Why You Should Perform Exit Interviews
Performing an exit interview of an employee who is willingly leaving your company, or who has been fired might not sound like the most fun or the least awkward. These interviews, however, are invaluable when it comes to finding out information about your company and how your employees are working. The true benefit of information from an outgoing employee is the candid and frank feedback you’ll receive. From there, you can use this information to retain great staff and improve your company. To learn more, and to get sample exit interview questions, read this great article ‘Perform Exit Interviews’:
The exit interview with a terminating employee is your opportunity to obtain information about what your organization is doing well – and, what your organization needs to do to improve. Used in concert with employee satisfaction surveys, exit interviews are a rich source of information for organization improvement.
Exit interviews are key to organization improvement since rarely will you receive such frank feedback from current employees. You’ll find that some items were resolvable with earlier information but others are not, such as the desire for a large salary increase.
Unfortunately, if you are learning improvement ideas or employee concerns at the exit interview, it is too late to take action to improve or help the exiting employee. The best time for an employee to discuss concerns, dissatisfaction, and suggestions with his employer is while he is a committed employee, not on his way out the door.
Make sure your organization provides multiple opportunities to gather and learn from employee feedback, including surveys, department meetings, comment or suggestion forms, and more.
You are interested, during the exit interview, in the feedback of employees who voluntarily terminate their employment with your organization. However, don’t miss the opportunity to ask for feedback from employees you fire for attendance or performance. You may obtain useful information during the termination meeting with employees you fire.
In a recent termination meeting, the fired employee told me the job had burned him out because it was boring. I was able to offer some encouragement about completing school in lieu of another boring light industrial position.
Exit interviews are commonly performed in person with the departing employee. Sometimes, the manager conducts the exit interview, but most often, a Human Resources staff person holds the exit interview.
Some organizations use written or online questionnaires to conduct exit interviews. I am a proponent of talking with the departing employee to more completely explore and understand his or her views during the exit interview.
The exit interview questions you ask are key to obtaining actionable information. Start your exit interview with light discussion to help your departing employee feel comfortable answering your questions. Assure the employee that no negative consequences will result from honest discussion during the exit interview.

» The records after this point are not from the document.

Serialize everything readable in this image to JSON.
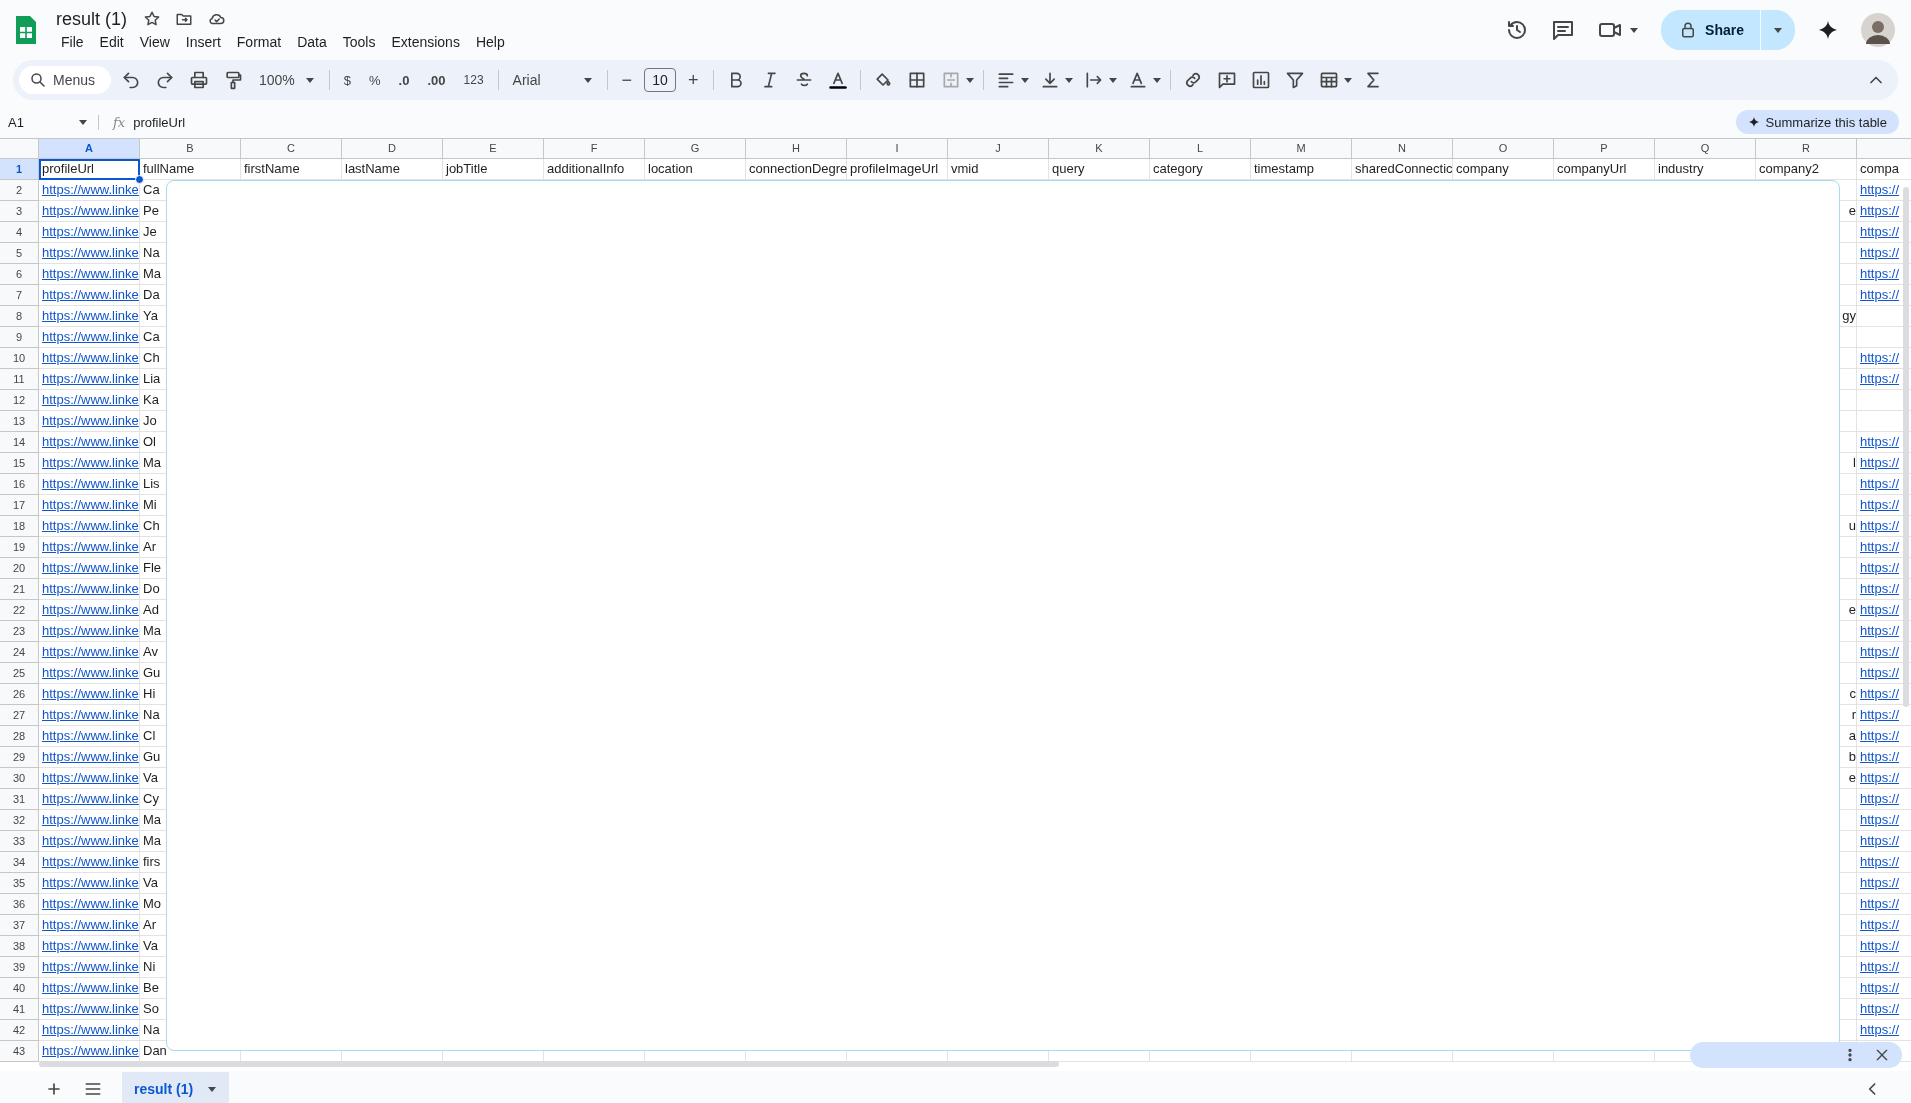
{
  "document": {
    "title": "result (1)"
  },
  "menu": [
    "File",
    "Edit",
    "View",
    "Insert",
    "Format",
    "Data",
    "Tools",
    "Extensions",
    "Help"
  ],
  "share": {
    "label": "Share"
  },
  "toolbar": {
    "search_placeholder": "Menus",
    "zoom": "100%",
    "currency": "$",
    "percent": "%",
    "decrease_decimals": ".0",
    "increase_decimals": ".00",
    "number_format": "123",
    "font": "Arial",
    "font_size": "10",
    "minus": "−",
    "plus": "+"
  },
  "formula_bar": {
    "cell": "A1",
    "function_label": "fx",
    "value": "profileUrl",
    "summarize": "Summarize this table"
  },
  "columns": [
    {
      "letter": "A",
      "selected": true
    },
    {
      "letter": "B",
      "selected": false
    },
    {
      "letter": "C",
      "selected": false
    },
    {
      "letter": "D",
      "selected": false
    },
    {
      "letter": "E",
      "selected": false
    },
    {
      "letter": "F",
      "selected": false
    },
    {
      "letter": "G",
      "selected": false
    },
    {
      "letter": "H",
      "selected": false
    },
    {
      "letter": "I",
      "selected": false
    },
    {
      "letter": "J",
      "selected": false
    },
    {
      "letter": "K",
      "selected": false
    },
    {
      "letter": "L",
      "selected": false
    },
    {
      "letter": "M",
      "selected": false
    },
    {
      "letter": "N",
      "selected": false
    },
    {
      "letter": "O",
      "selected": false
    },
    {
      "letter": "P",
      "selected": false
    },
    {
      "letter": "Q",
      "selected": false
    },
    {
      "letter": "R",
      "selected": false
    }
  ],
  "header_row": {
    "number": "1",
    "selected": true,
    "cells": [
      "profileUrl",
      "fullName",
      "firstName",
      "lastName",
      "jobTitle",
      "additionalInfo",
      "location",
      "connectionDegre",
      "profileImageUrl",
      "vmid",
      "query",
      "category",
      "timestamp",
      "sharedConnectic",
      "company",
      "companyUrl",
      "industry",
      "company2",
      "compa"
    ]
  },
  "rows": [
    {
      "number": "2",
      "a": "https://www.linke",
      "b": "Ca",
      "r": "",
      "s": "https://"
    },
    {
      "number": "3",
      "a": "https://www.linke",
      "b": "Pe",
      "r": "e",
      "s": "https://"
    },
    {
      "number": "4",
      "a": "https://www.linke",
      "b": "Je",
      "r": "",
      "s": "https://"
    },
    {
      "number": "5",
      "a": "https://www.linke",
      "b": "Na",
      "r": "",
      "s": "https://"
    },
    {
      "number": "6",
      "a": "https://www.linke",
      "b": "Ma",
      "r": "",
      "s": "https://"
    },
    {
      "number": "7",
      "a": "https://www.linke",
      "b": "Da",
      "r": "",
      "s": "https://"
    },
    {
      "number": "8",
      "a": "https://www.linke",
      "b": "Ya",
      "r": "gy",
      "s": ""
    },
    {
      "number": "9",
      "a": "https://www.linke",
      "b": "Ca",
      "r": "",
      "s": ""
    },
    {
      "number": "10",
      "a": "https://www.linke",
      "b": "Ch",
      "r": "",
      "s": "https://"
    },
    {
      "number": "11",
      "a": "https://www.linke",
      "b": "Lia",
      "r": "",
      "s": "https://"
    },
    {
      "number": "12",
      "a": "https://www.linke",
      "b": "Ka",
      "r": "",
      "s": ""
    },
    {
      "number": "13",
      "a": "https://www.linke",
      "b": "Jo",
      "r": "",
      "s": ""
    },
    {
      "number": "14",
      "a": "https://www.linke",
      "b": "Ol",
      "r": "",
      "s": "https://"
    },
    {
      "number": "15",
      "a": "https://www.linke",
      "b": "Ma",
      "r": "l",
      "s": "https://"
    },
    {
      "number": "16",
      "a": "https://www.linke",
      "b": "Lis",
      "r": "",
      "s": "https://"
    },
    {
      "number": "17",
      "a": "https://www.linke",
      "b": "Mi",
      "r": "",
      "s": "https://"
    },
    {
      "number": "18",
      "a": "https://www.linke",
      "b": "Ch",
      "r": "u",
      "s": "https://"
    },
    {
      "number": "19",
      "a": "https://www.linke",
      "b": "Ar",
      "r": "",
      "s": "https://"
    },
    {
      "number": "20",
      "a": "https://www.linke",
      "b": "Fle",
      "r": "",
      "s": "https://"
    },
    {
      "number": "21",
      "a": "https://www.linke",
      "b": "Do",
      "r": "",
      "s": "https://"
    },
    {
      "number": "22",
      "a": "https://www.linke",
      "b": "Ad",
      "r": "e",
      "s": "https://"
    },
    {
      "number": "23",
      "a": "https://www.linke",
      "b": "Ma",
      "r": "",
      "s": "https://"
    },
    {
      "number": "24",
      "a": "https://www.linke",
      "b": "Av",
      "r": "",
      "s": "https://"
    },
    {
      "number": "25",
      "a": "https://www.linke",
      "b": "Gu",
      "r": "",
      "s": "https://"
    },
    {
      "number": "26",
      "a": "https://www.linke",
      "b": "Hi",
      "r": "c",
      "s": "https://"
    },
    {
      "number": "27",
      "a": "https://www.linke",
      "b": "Na",
      "r": "r",
      "s": "https://"
    },
    {
      "number": "28",
      "a": "https://www.linke",
      "b": "Cl",
      "r": "a",
      "s": "https://"
    },
    {
      "number": "29",
      "a": "https://www.linke",
      "b": "Gu",
      "r": "b",
      "s": "https://"
    },
    {
      "number": "30",
      "a": "https://www.linke",
      "b": "Va",
      "r": "e",
      "s": "https://"
    },
    {
      "number": "31",
      "a": "https://www.linke",
      "b": "Cy",
      "r": "",
      "s": "https://"
    },
    {
      "number": "32",
      "a": "https://www.linke",
      "b": "Ma",
      "r": "",
      "s": "https://"
    },
    {
      "number": "33",
      "a": "https://www.linke",
      "b": "Ma",
      "r": "",
      "s": "https://"
    },
    {
      "number": "34",
      "a": "https://www.linke",
      "b": "firs",
      "r": "",
      "s": "https://"
    },
    {
      "number": "35",
      "a": "https://www.linke",
      "b": "Va",
      "r": "",
      "s": "https://"
    },
    {
      "number": "36",
      "a": "https://www.linke",
      "b": "Mo",
      "r": "",
      "s": "https://"
    },
    {
      "number": "37",
      "a": "https://www.linke",
      "b": "Ar",
      "r": "",
      "s": "https://"
    },
    {
      "number": "38",
      "a": "https://www.linke",
      "b": "Va",
      "r": "",
      "s": "https://"
    },
    {
      "number": "39",
      "a": "https://www.linke",
      "b": "Ni",
      "r": "",
      "s": "https://"
    },
    {
      "number": "40",
      "a": "https://www.linke",
      "b": "Be",
      "r": "",
      "s": "https://"
    },
    {
      "number": "41",
      "a": "https://www.linke",
      "b": "So",
      "r": "",
      "s": "https://"
    },
    {
      "number": "42",
      "a": "https://www.linke",
      "b": "Na",
      "r": "",
      "s": "https://"
    },
    {
      "number": "43",
      "a": "https://www.linke",
      "b": "Dan",
      "r": "",
      "s": ""
    }
  ],
  "sheet_tabs": [
    {
      "label": "result (1)",
      "selected": true
    }
  ]
}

Explain that you will use the information provided during the exit interview, in aggregate format, to help your organization improve and retain valued employees. Freely explore each response further for clarification and complete understanding.